The ship still lay at anchor and, as the items in the warehouse were itemized and shelved, more bags were brought by sailors from Loreto, supervised by a presidial corporal.

Father Mayorga could not help but notice bolt after bolt of white cotton cloth. He did not need to be told that it was to clothe los Indios who came to a mission and accepted the rules of Christianity.

Even with the distraction, he could not erase the vision of naked bodies - no, naked female bodies - from his tortured mind. It became even worse when, at the evening meal, he doled out ladles of atole to los Indios invited by Father Visitador Salvatierra to dine. He understood it was to show them that they no longer needed to hunt for grubs, worms, and insects to fill their stomachs.


As soon as possible, the agonized father made his way to his cell, having stopped to remove a lash with small, sharp spikes from the storage area. He knelt before the crucifix and began to beg The Lord for forgiveness. Removing his robe, he lashed his weak flesh, the pain searing through him almost - but not quite - erasing the forbidden visions of unclad flesh from his mind. The self-punishment only ended when he toppled onto his cot,  no longer able to continue as his mind shut down and he sank into a stupor.

The morning bell roused Mayorga and he drew his rough cloth robe over his bloody flesh, wincing in pain. He went to the large wooden pail and splashed water on his face and stood erect, ready to face another day in that wicked land into which the Lord had seen fit to send him.

The days passed in dull routine. That, he had learned at the college, was the way he and his fellow priests taught the non convertidos to turn from their savage ways and learn the customs of the Spanish and the Mother Church. The amount and variety of supplies almost bewildered him. Everything from pins and needles and nails to ploughshares, saddles, boots, and hats. That did not include the various things the fathers had ordered for use in religious ceremonies.

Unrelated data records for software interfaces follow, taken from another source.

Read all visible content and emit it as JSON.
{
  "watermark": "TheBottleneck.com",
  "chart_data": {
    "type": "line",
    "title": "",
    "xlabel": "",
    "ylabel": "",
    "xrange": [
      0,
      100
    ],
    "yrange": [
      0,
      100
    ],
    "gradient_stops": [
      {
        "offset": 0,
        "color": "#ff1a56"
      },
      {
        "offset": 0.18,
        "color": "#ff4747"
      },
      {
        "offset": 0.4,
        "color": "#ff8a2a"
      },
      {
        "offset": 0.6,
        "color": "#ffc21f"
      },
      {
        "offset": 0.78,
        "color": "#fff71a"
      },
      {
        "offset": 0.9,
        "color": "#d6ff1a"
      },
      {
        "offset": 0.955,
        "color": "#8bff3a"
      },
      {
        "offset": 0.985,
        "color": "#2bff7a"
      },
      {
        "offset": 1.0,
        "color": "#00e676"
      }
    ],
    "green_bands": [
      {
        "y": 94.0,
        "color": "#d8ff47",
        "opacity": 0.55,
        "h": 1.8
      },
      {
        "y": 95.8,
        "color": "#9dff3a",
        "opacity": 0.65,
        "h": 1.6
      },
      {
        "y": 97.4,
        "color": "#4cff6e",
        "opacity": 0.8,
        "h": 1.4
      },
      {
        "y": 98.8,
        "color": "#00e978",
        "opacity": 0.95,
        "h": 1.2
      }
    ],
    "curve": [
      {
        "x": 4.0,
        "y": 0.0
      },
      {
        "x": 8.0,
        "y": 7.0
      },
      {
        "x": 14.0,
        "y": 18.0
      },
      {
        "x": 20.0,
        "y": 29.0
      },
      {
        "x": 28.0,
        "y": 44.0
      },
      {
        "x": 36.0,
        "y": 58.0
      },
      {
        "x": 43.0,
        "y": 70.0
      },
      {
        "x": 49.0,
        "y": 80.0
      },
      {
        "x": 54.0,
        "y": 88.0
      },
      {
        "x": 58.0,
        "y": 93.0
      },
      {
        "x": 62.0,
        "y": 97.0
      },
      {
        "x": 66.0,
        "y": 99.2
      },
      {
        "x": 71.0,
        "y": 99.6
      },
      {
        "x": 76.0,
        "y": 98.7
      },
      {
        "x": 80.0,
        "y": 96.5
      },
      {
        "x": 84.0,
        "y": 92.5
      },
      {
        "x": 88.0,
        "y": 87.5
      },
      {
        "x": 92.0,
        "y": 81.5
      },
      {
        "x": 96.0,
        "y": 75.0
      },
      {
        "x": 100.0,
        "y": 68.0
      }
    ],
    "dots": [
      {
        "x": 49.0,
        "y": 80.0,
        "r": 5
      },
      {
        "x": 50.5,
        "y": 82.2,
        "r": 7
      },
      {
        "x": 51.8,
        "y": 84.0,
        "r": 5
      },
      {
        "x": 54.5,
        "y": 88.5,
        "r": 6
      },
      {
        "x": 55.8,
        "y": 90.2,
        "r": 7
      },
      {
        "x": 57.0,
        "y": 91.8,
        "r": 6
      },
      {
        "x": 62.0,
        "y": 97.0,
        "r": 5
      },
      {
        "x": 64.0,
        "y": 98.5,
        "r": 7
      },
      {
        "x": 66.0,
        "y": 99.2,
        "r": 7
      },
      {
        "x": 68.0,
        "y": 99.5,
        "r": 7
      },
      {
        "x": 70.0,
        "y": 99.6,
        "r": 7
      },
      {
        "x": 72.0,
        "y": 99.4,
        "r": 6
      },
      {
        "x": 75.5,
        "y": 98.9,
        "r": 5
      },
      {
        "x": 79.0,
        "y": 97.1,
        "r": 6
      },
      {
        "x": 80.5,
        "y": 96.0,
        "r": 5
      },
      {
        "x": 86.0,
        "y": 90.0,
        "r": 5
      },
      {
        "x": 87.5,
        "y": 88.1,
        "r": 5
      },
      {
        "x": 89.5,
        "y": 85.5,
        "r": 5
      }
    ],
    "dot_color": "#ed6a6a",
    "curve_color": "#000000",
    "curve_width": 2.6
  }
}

Once everything had been unpacked and itemized, Mayorga discovered the task had but barely started. Brother Bravo brought out six ledgers in which the supplies ordered for each of the five missions and the presidio were written down.

“We fill the orders for the missions first, especially for the four away from here. They are always in dire need of what they have asked for. Our Misión de Nuestra Señora de Loreto, comes next and we fill the order for the presidio last.”


There was a map on the wall that Mayorga had studied at every opportunity. Just a glance to the west told him that it could not possibly describe the terrain in which they were located or the difficulty in traveling to them. Misión San Juan Bautista Malibat and Santa Rosalie de Mulegé would be supplied by canoes. Misión San Francisco Javier de Viggé would be resupplied by mule train. Only when those were on the way would Brother Bravo, with Mayorga’s help, would proceed to distribute supplies to Misión de Nuestra Señora de Loreto Conchó and the presidio, all eager beyond description for things desperately needed.

It came as somewhat as a shock when Father Visitador Salvatierra informed him that he would accompany the pack train carrying supplies to Mision San Francisco de Viggé. “I wish you to meet Father Juan de Ugarte. He came with me when we first explored this land and can show you what you will face when the time comes for you to found a mission.” He then made the sign of the cross. “You will be departing on the morning of the day the supplies are ready.”